DATA EXTRACT: Begin

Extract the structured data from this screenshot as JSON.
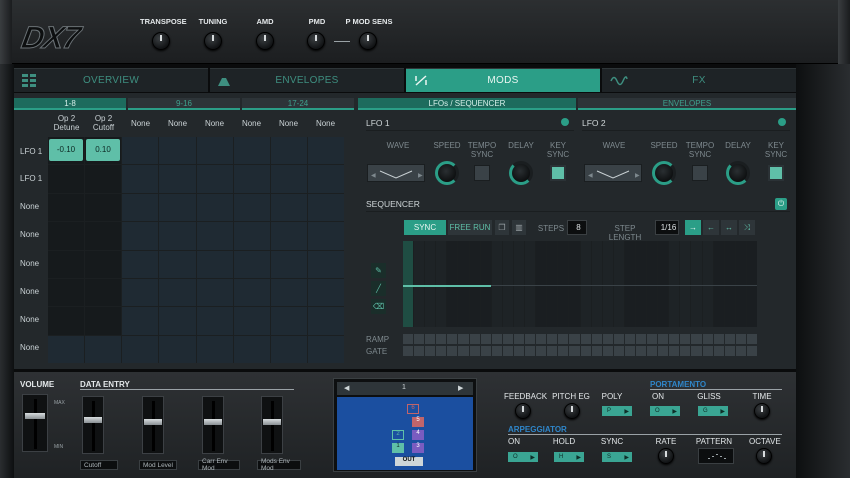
{
  "header": {
    "logo": "DX7",
    "knobs": [
      {
        "label": "TRANSPOSE"
      },
      {
        "label": "TUNING"
      },
      {
        "label": "AMD"
      },
      {
        "label": "PMD"
      },
      {
        "label": "P MOD SENS"
      }
    ]
  },
  "tabs": [
    {
      "label": "OVERVIEW",
      "icon": "grid-icon"
    },
    {
      "label": "ENVELOPES",
      "icon": "envelope-icon"
    },
    {
      "label": "MODS",
      "icon": "mods-icon",
      "active": true
    },
    {
      "label": "FX",
      "icon": "sine-wave-icon"
    }
  ],
  "matrix": {
    "pages": [
      "1-8",
      "9-16",
      "17-24"
    ],
    "columns": [
      "Op 2\nDetune",
      "Op 2\nCutoff",
      "None",
      "None",
      "None",
      "None",
      "None",
      "None"
    ],
    "rows": [
      "LFO 1",
      "LFO 1",
      "None",
      "None",
      "None",
      "None",
      "None",
      "None"
    ],
    "values": [
      [
        "-0.10",
        "0.10"
      ]
    ]
  },
  "right_tabs": [
    "LFOs / SEQUENCER",
    "ENVELOPES"
  ],
  "lfo1": {
    "title": "LFO 1",
    "labels": {
      "wave": "WAVE",
      "speed": "SPEED",
      "tempo_sync": "TEMPO\nSYNC",
      "delay": "DELAY",
      "key_sync": "KEY\nSYNC"
    }
  },
  "lfo2": {
    "title": "LFO 2",
    "labels": {
      "wave": "WAVE",
      "speed": "SPEED",
      "tempo_sync": "TEMPO\nSYNC",
      "delay": "DELAY",
      "key_sync": "KEY\nSYNC"
    }
  },
  "sequencer": {
    "title": "SEQUENCER",
    "sync_label": "SYNC",
    "free_run_label": "FREE RUN",
    "steps_label": "STEPS",
    "steps_value": "8",
    "step_length_label": "STEP LENGTH",
    "step_length_value": "1/16",
    "ramp_label": "RAMP",
    "gate_label": "GATE"
  },
  "bottom": {
    "volume_label": "VOLUME",
    "data_entry_label": "DATA ENTRY",
    "max_label": "MAX",
    "min_label": "MIN",
    "faders": [
      "Cutoff",
      "Mod Level",
      "Carr Env Mod",
      "Mods Env Mod"
    ],
    "algo": {
      "prev": "◀",
      "next": "▶",
      "value": "1",
      "out_label": "OUT",
      "ops": [
        "6",
        "5",
        "4",
        "3",
        "2",
        "1"
      ]
    },
    "labels": {
      "feedback": "FEEDBACK",
      "pitch_eg": "PITCH EG",
      "poly": "POLY",
      "portamento": "PORTAMENTO",
      "on": "ON",
      "gliss": "GLISS",
      "time": "TIME",
      "arpeggiator": "ARPEGGIATOR",
      "arp_on": "ON",
      "hold": "HOLD",
      "sync": "SYNC",
      "rate": "RATE",
      "pattern": "PATTERN",
      "octave": "OCTAVE"
    }
  },
  "colors": {
    "accent": "#2b9e87",
    "accent_light": "#5fbfa8",
    "panel": "#23282b",
    "algo_blue": "#2b5da8",
    "algo_purple": "#7a5cc0",
    "algo_red": "#c0656b"
  }
}
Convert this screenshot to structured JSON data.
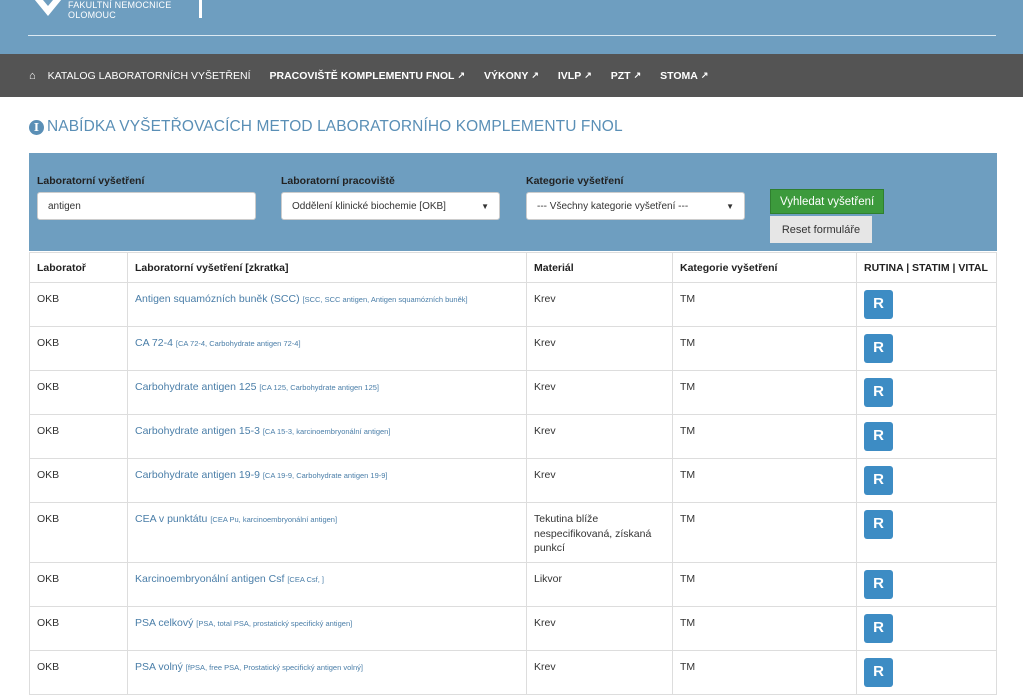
{
  "header": {
    "logo_line1": "FAKULTNÍ NEMOCNICE",
    "logo_line2": "OLOMOUC"
  },
  "nav": {
    "home_icon": "home-icon",
    "items": [
      {
        "label": "Katalog laboratorních vyšetření",
        "bold": false,
        "external": false
      },
      {
        "label": "Pracoviště komplementu FNOL",
        "bold": true,
        "external": true
      },
      {
        "label": "Výkony",
        "bold": true,
        "external": true
      },
      {
        "label": "IVLP",
        "bold": true,
        "external": true
      },
      {
        "label": "PZT",
        "bold": true,
        "external": true
      },
      {
        "label": "STOMA",
        "bold": true,
        "external": true
      }
    ]
  },
  "title": "Nabídka vyšetřovacích metod laboratorního komplementu FNOL",
  "filter": {
    "exam_label": "Laboratorní vyšetření",
    "exam_value": "antigen",
    "workplace_label": "Laboratorní pracoviště",
    "workplace_value": "Oddělení klinické biochemie [OKB]",
    "category_label": "Kategorie vyšetření",
    "category_value": "--- Všechny kategorie vyšetření ---",
    "search_button": "Vyhledat vyšetření",
    "reset_button": "Reset formuláře"
  },
  "table": {
    "headers": [
      "Laboratoř",
      "Laboratorní vyšetření [zkratka]",
      "Materiál",
      "Kategorie vyšetření",
      "RUTINA | STATIM | VITAL"
    ],
    "rows": [
      {
        "lab": "OKB",
        "name": "Antigen squamózních buněk (SCC)",
        "abbr": "[SCC, SCC antigen, Antigen squamózních buněk]",
        "material": "Krev",
        "category": "TM",
        "badge": "R"
      },
      {
        "lab": "OKB",
        "name": "CA 72-4",
        "abbr": "[CA 72-4, Carbohydrate antigen 72-4]",
        "material": "Krev",
        "category": "TM",
        "badge": "R"
      },
      {
        "lab": "OKB",
        "name": "Carbohydrate antigen 125",
        "abbr": "[CA 125, Carbohydrate antigen 125]",
        "material": "Krev",
        "category": "TM",
        "badge": "R"
      },
      {
        "lab": "OKB",
        "name": "Carbohydrate antigen 15-3",
        "abbr": "[CA 15-3, karcinoembryonální antigen]",
        "material": "Krev",
        "category": "TM",
        "badge": "R"
      },
      {
        "lab": "OKB",
        "name": "Carbohydrate antigen 19-9",
        "abbr": "[CA 19-9, Carbohydrate antigen 19-9]",
        "material": "Krev",
        "category": "TM",
        "badge": "R"
      },
      {
        "lab": "OKB",
        "name": "CEA v punktátu",
        "abbr": "[CEA Pu, karcinoembryonální antigen]",
        "material": "Tekutina blíže nespecifikovaná, získaná punkcí",
        "category": "TM",
        "badge": "R"
      },
      {
        "lab": "OKB",
        "name": "Karcinoembryonální antigen Csf",
        "abbr": "[CEA Csf, ]",
        "material": "Likvor",
        "category": "TM",
        "badge": "R"
      },
      {
        "lab": "OKB",
        "name": "PSA celkový",
        "abbr": "[PSA, total PSA, prostatický specifický antigen]",
        "material": "Krev",
        "category": "TM",
        "badge": "R"
      },
      {
        "lab": "OKB",
        "name": "PSA volný",
        "abbr": "[fPSA, free PSA, Prostatický specifický antigen volný]",
        "material": "Krev",
        "category": "TM",
        "badge": "R"
      }
    ]
  }
}
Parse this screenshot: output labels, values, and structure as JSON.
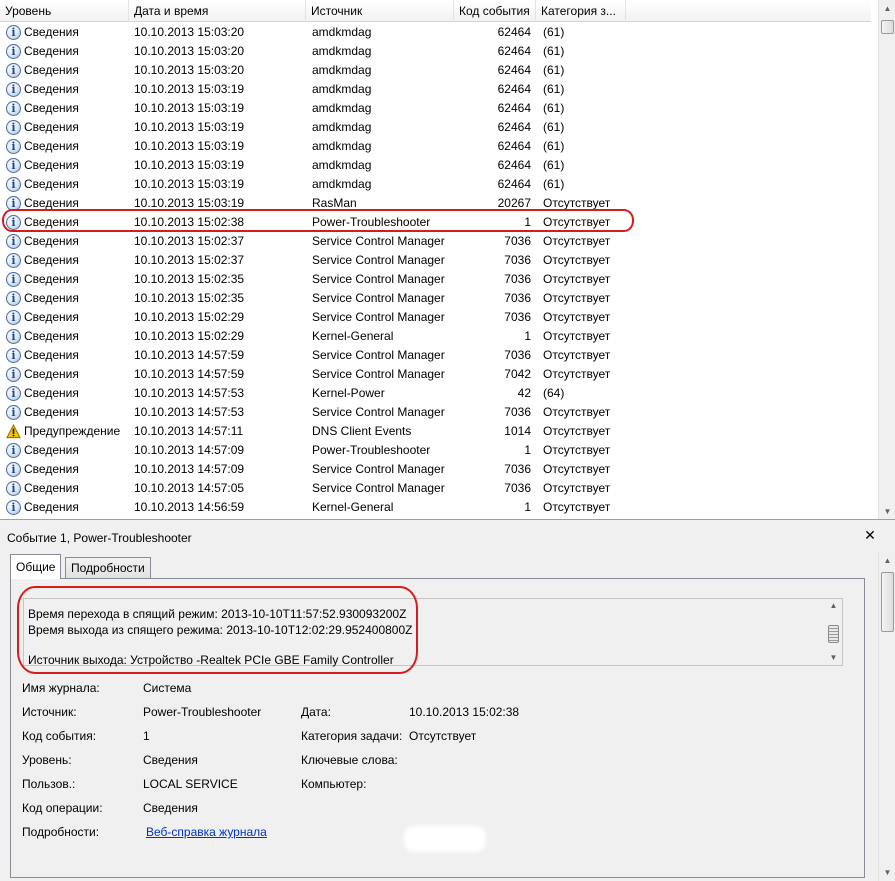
{
  "columns": {
    "level": "Уровень",
    "date": "Дата и время",
    "source": "Источник",
    "event_id": "Код события",
    "category": "Категория з..."
  },
  "rows": [
    {
      "icon": "info-icon",
      "level": "Сведения",
      "date": "10.10.2013 15:03:20",
      "source": "amdkmdag",
      "id": "62464",
      "category": "(61)"
    },
    {
      "icon": "info-icon",
      "level": "Сведения",
      "date": "10.10.2013 15:03:20",
      "source": "amdkmdag",
      "id": "62464",
      "category": "(61)"
    },
    {
      "icon": "info-icon",
      "level": "Сведения",
      "date": "10.10.2013 15:03:20",
      "source": "amdkmdag",
      "id": "62464",
      "category": "(61)"
    },
    {
      "icon": "info-icon",
      "level": "Сведения",
      "date": "10.10.2013 15:03:19",
      "source": "amdkmdag",
      "id": "62464",
      "category": "(61)"
    },
    {
      "icon": "info-icon",
      "level": "Сведения",
      "date": "10.10.2013 15:03:19",
      "source": "amdkmdag",
      "id": "62464",
      "category": "(61)"
    },
    {
      "icon": "info-icon",
      "level": "Сведения",
      "date": "10.10.2013 15:03:19",
      "source": "amdkmdag",
      "id": "62464",
      "category": "(61)"
    },
    {
      "icon": "info-icon",
      "level": "Сведения",
      "date": "10.10.2013 15:03:19",
      "source": "amdkmdag",
      "id": "62464",
      "category": "(61)"
    },
    {
      "icon": "info-icon",
      "level": "Сведения",
      "date": "10.10.2013 15:03:19",
      "source": "amdkmdag",
      "id": "62464",
      "category": "(61)"
    },
    {
      "icon": "info-icon",
      "level": "Сведения",
      "date": "10.10.2013 15:03:19",
      "source": "amdkmdag",
      "id": "62464",
      "category": "(61)"
    },
    {
      "icon": "info-icon",
      "level": "Сведения",
      "date": "10.10.2013 15:03:19",
      "source": "RasMan",
      "id": "20267",
      "category": "Отсутствует"
    },
    {
      "icon": "info-icon",
      "level": "Сведения",
      "date": "10.10.2013 15:02:38",
      "source": "Power-Troubleshooter",
      "id": "1",
      "category": "Отсутствует"
    },
    {
      "icon": "info-icon",
      "level": "Сведения",
      "date": "10.10.2013 15:02:37",
      "source": "Service Control Manager",
      "id": "7036",
      "category": "Отсутствует"
    },
    {
      "icon": "info-icon",
      "level": "Сведения",
      "date": "10.10.2013 15:02:37",
      "source": "Service Control Manager",
      "id": "7036",
      "category": "Отсутствует"
    },
    {
      "icon": "info-icon",
      "level": "Сведения",
      "date": "10.10.2013 15:02:35",
      "source": "Service Control Manager",
      "id": "7036",
      "category": "Отсутствует"
    },
    {
      "icon": "info-icon",
      "level": "Сведения",
      "date": "10.10.2013 15:02:35",
      "source": "Service Control Manager",
      "id": "7036",
      "category": "Отсутствует"
    },
    {
      "icon": "info-icon",
      "level": "Сведения",
      "date": "10.10.2013 15:02:29",
      "source": "Service Control Manager",
      "id": "7036",
      "category": "Отсутствует"
    },
    {
      "icon": "info-icon",
      "level": "Сведения",
      "date": "10.10.2013 15:02:29",
      "source": "Kernel-General",
      "id": "1",
      "category": "Отсутствует"
    },
    {
      "icon": "info-icon",
      "level": "Сведения",
      "date": "10.10.2013 14:57:59",
      "source": "Service Control Manager",
      "id": "7036",
      "category": "Отсутствует"
    },
    {
      "icon": "info-icon",
      "level": "Сведения",
      "date": "10.10.2013 14:57:59",
      "source": "Service Control Manager",
      "id": "7042",
      "category": "Отсутствует"
    },
    {
      "icon": "info-icon",
      "level": "Сведения",
      "date": "10.10.2013 14:57:53",
      "source": "Kernel-Power",
      "id": "42",
      "category": "(64)"
    },
    {
      "icon": "info-icon",
      "level": "Сведения",
      "date": "10.10.2013 14:57:53",
      "source": "Service Control Manager",
      "id": "7036",
      "category": "Отсутствует"
    },
    {
      "icon": "warning-icon",
      "level": "Предупреждение",
      "date": "10.10.2013 14:57:11",
      "source": "DNS Client Events",
      "id": "1014",
      "category": "Отсутствует"
    },
    {
      "icon": "info-icon",
      "level": "Сведения",
      "date": "10.10.2013 14:57:09",
      "source": "Power-Troubleshooter",
      "id": "1",
      "category": "Отсутствует"
    },
    {
      "icon": "info-icon",
      "level": "Сведения",
      "date": "10.10.2013 14:57:09",
      "source": "Service Control Manager",
      "id": "7036",
      "category": "Отсутствует"
    },
    {
      "icon": "info-icon",
      "level": "Сведения",
      "date": "10.10.2013 14:57:05",
      "source": "Service Control Manager",
      "id": "7036",
      "category": "Отсутствует"
    },
    {
      "icon": "info-icon",
      "level": "Сведения",
      "date": "10.10.2013 14:56:59",
      "source": "Kernel-General",
      "id": "1",
      "category": "Отсутствует"
    }
  ],
  "detail": {
    "title": "Событие 1, Power-Troubleshooter",
    "close_glyph": "✕",
    "tabs": [
      "Общие",
      "Подробности"
    ],
    "message_lines": [
      "Время перехода в спящий режим: 2013-10-10T11:57:52.930093200Z",
      "Время выхода из спящего режима: 2013-10-10T12:02:29.952400800Z",
      "",
      "Источник выхода: Устройство -Realtek PCIe GBE Family Controller"
    ],
    "props": {
      "journal_label": "Имя журнала:",
      "journal_value": "Система",
      "source_label": "Источник:",
      "source_value": "Power-Troubleshooter",
      "date_label": "Дата:",
      "date_value": "10.10.2013 15:02:38",
      "event_label": "Код события:",
      "event_value": "1",
      "task_label": "Категория задачи:",
      "task_value": "Отсутствует",
      "level_label": "Уровень:",
      "level_value": "Сведения",
      "keywords_label": "Ключевые слова:",
      "user_label": "Пользов.:",
      "user_value": "LOCAL SERVICE",
      "computer_label": "Компьютер:",
      "opcode_label": "Код операции:",
      "opcode_value": "Сведения",
      "details_label": "Подробности:",
      "details_link": "Веб-справка журнала"
    }
  },
  "colors": {
    "annotation": "#d81c1c",
    "link": "#0033cc",
    "info_icon": "#1c4a8e",
    "warning_icon": "#f2c200"
  }
}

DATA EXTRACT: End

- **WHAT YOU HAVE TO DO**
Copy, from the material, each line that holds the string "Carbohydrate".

- **WRITTEN SOLUTION**
        "abbr": "[CA 72-4, Carbohydrate antigen 72-4]",
        "name": "Carbohydrate antigen 125",
        "abbr": "[CA 125, Carbohydrate antigen 125]",
        "name": "Carbohydrate antigen 15-3",
        "name": "Carbohydrate antigen 19-9",
        "abbr": "[CA 19-9, Carbohydrate antigen 19-9]",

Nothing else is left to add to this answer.